Richard, Issue #9
The new east Doo-Dah Diner appears to be doing well. There is considerably more seating room, but it is still smart to call ahead to get your name on the list. You may not park any closer to the door, but there is plenty of parking space. The Counter is a bit cozier, but, along with good conversation, it still affords a front-row seat for observing the cooking. The window between The Counter and the kitchen has a distinct advantage over the old one. You can see the faces of the cooks, so it is no longer necessary to learn to recognize them by their arms. Nor do you have to wait until one leans forward to flash one of your beautiful smiles and say “Hi.” You can time it to when he or she is looking his or her busiest and needs a break.
The air force member on the counter stool to my right was flying back to San Jose, California that evening after spending the week working with a computer server at the air base. He showed me a picture of him and his wife and three children, who were, in chorus, savoring the word “cheese.” While I was thinking how lucky he was, he was bemoaning how unlucky it was that he had not discovered the Doo-Dah Diner earlier in the week.
He says his decisions in evaluating commercial buildings are subjective. That is how he makes his living. He came half way across the country to attend a property-tax convention. He was here three years ago for the same reason, and he was happy to have a chance to eat at the Doo-Dah Diner again. His subjectivity may be allowing him to eat, but it seems to me that it has a serious flaw. It takes me ten minutes to get to the Doo-Dah Diner, and I get to go almost every day.
He lives in Dallas, where he got his college degree in electrical engineering a couple of years ago. The FAA pays him to travel around the country helping airports to keep their electrical systems up to date. Before trying his first meal at the Doo-Dah Diner Counter, that was his main reason for being in Wichita for about six weeks.
The forty-year-old was driving from Chicago to her home in Las Vegas. Her brother lives in the Windy City, so she makes the trip quite often and brings in some money as an electrician while she is there. She enjoys taking different routes, and this was her first time at the Doo-Dah Diner. She plans to come this way more often. The food was good, and she was pleased when the waitress, realizing what had happened, offered to put her leftovers into boxes for later. We had a very enjoyable conversation, so when she said she hoped to see me next time she comes through, I gave her my email address. If you are there, I’ll introduce you. You will like her.
The young man was taking advantage of the opportunity to sit on the warm counter stool next to the kitchen before its disappearance during the remodeling. The Counter will stay, but the north end of it will make way for another passageway for the servers. After attending public school in Cunningham, which is 60 miles west of Wichita, he trained to become a fireman. A back injury ended that plan, so he went to Newman University and became a history teacher at a magnet school in Wichita. His fire-fighting education did not go to waste, however. He teaches a class in it at the school. As long as he moves around while he is standing, his back behaves itself. It complains if he sits too long. I later met a fire fighter at The Counter who said he worked with a former student of the teacher.
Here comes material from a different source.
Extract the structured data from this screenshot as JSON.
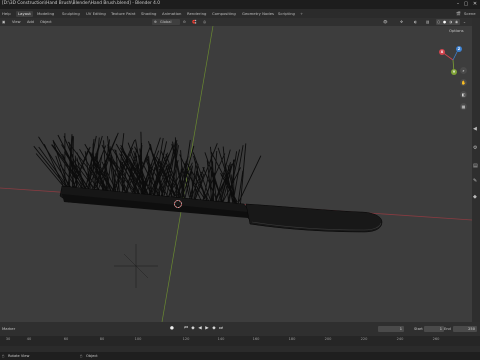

Smile, say “Good morning,” and start asking questions. You’ll be glad.